MICHAEL’S DB6 is as won­der­fully orig­i­nal as you’d hope – in­side, the leather, car­pets, head­lin­ing, all of it un­touched, and the orig­i­nal Pye ra­dio (no re­la­tion) – but it’s also very per­sonal to its own­ers in a way only a car un­der long own­er­ship can be, with plaques from the var­i­ous ral­lies and tours they’ve taken part in over the years. Michael points to one in par­tic­u­lar. ‘The Royal Wind­sor St Ge­orge’s Day Fes­ti­val of As­ton Martins, April 2005,’ reads the in­scrip­tion.

‘It was part of the AMOC’S 70th birth­day cel­e­bra­tions,’ Michael ex­plains, ‘and a whole load of us pa­raded in front of the Queen and Prince Philip at Wind­sor Cas­tle. Quite some­thing.’

The only ma­jor work it’s had has been a re­paint. ‘It was suf­fer­ing with mi­cro-blis­ter­ing of the paint­work,’ says Michael. ‘A lot of them do. So in 1993 I took it to Wren Clas­sics down at Shaftes­bury and it was com­pletely stripped and re­painted.

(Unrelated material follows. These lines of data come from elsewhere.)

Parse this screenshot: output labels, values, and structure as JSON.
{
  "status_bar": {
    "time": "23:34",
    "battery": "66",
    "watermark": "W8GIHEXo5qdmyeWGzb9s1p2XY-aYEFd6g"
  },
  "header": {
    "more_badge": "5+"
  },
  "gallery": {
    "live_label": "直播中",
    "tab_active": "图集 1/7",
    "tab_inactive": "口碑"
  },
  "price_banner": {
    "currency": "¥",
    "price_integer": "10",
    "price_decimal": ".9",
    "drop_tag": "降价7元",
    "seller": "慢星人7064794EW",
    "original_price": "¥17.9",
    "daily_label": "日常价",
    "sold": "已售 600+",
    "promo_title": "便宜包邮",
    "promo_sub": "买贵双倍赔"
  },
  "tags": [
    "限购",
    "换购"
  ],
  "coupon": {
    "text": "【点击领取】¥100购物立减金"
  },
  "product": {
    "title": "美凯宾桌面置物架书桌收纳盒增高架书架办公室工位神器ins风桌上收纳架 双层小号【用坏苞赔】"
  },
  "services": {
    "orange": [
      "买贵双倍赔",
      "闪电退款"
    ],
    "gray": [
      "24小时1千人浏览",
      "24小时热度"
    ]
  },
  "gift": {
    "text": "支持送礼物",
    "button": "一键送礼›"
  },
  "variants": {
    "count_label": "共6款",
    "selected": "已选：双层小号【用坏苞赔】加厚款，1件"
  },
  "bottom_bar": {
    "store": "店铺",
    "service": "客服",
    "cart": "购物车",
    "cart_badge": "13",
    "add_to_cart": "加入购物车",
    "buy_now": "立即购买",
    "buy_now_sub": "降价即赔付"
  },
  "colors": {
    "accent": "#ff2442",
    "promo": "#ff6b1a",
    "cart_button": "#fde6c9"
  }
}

‘It was only then I found out it was Good­wood Green,’ he laughs. ‘I’d al­ways thought it was Bri­tish Rac­ing Green!’ He’s since ac­quired the copy of the orig­i­nal build sheet, which con­firms it.

Me­chan­i­cally, too, it’s just as it left New­port Pag­nell. ‘When the car went to Wren Clas­sics for the re­paint they thought they ought to have a look at the en­gine. There’s an in­ter­est­ing story there. When Wren started, in around 1990, they re­cruited a chap called Ron Washer from As­ton Ser­vice Dorset. Ron had pre­vi­ously worked at the fac­tory, and when he saw the car he said: “I built that en­gine.”

‘He recog­nised the en­gine num­ber, and he found the mark he’d put on the in­side of the tap­pet cov­ers – in more re­cent times they put a plaque on the en­gine to say who built it, but that’s what they did then. Any­way, the en­gine didn’t need any ma­jor work, but then at that time it had only done 50-odd thou­sand miles.’

These days he splits the driv­ing with son David, who shares his fa­ther’s deep af­fec­tion for the car, but then they bonded at a very early age. When David was born in Au­gust 1970, the proud dad col­lected mother and baby from hospi­tal in – what else? – the DB6. And when David mar­ried, the DB6 was there again.

So David will one day in­herit the As­ton, and Michael hopes that he in turn will pass it down to his son, James. ‘He’s only two and a half, but when we start the As­ton he stands by the garage and jumps up and down. He loves it!’

This is a story, you feel, that will run and run. Michael plays down his own role. ‘I just sat on my back­side and the car got older!’ he chuck­les. ‘But it’s not about me. The car’s the star here.’


Be­low and right Michael Pye and the DB6 that he’s owned for more than half a cen­tury. Nei­ther the en­gine nor the in­te­rior have ever been re­fur­bished

Above and left On Michael’s lo­cal road cir­cuit through the Som­er­set coun­try­side; Van­tage en­gine, and copy of the orig­i­nal build sheet

Above Michael and Rose­mary with the DB6 in the grounds of their Som­er­set home. It’s the one car, says Michael, that they would never sell

Newspapers in English

Newspapers from UK

© PressReader. All rights reserved.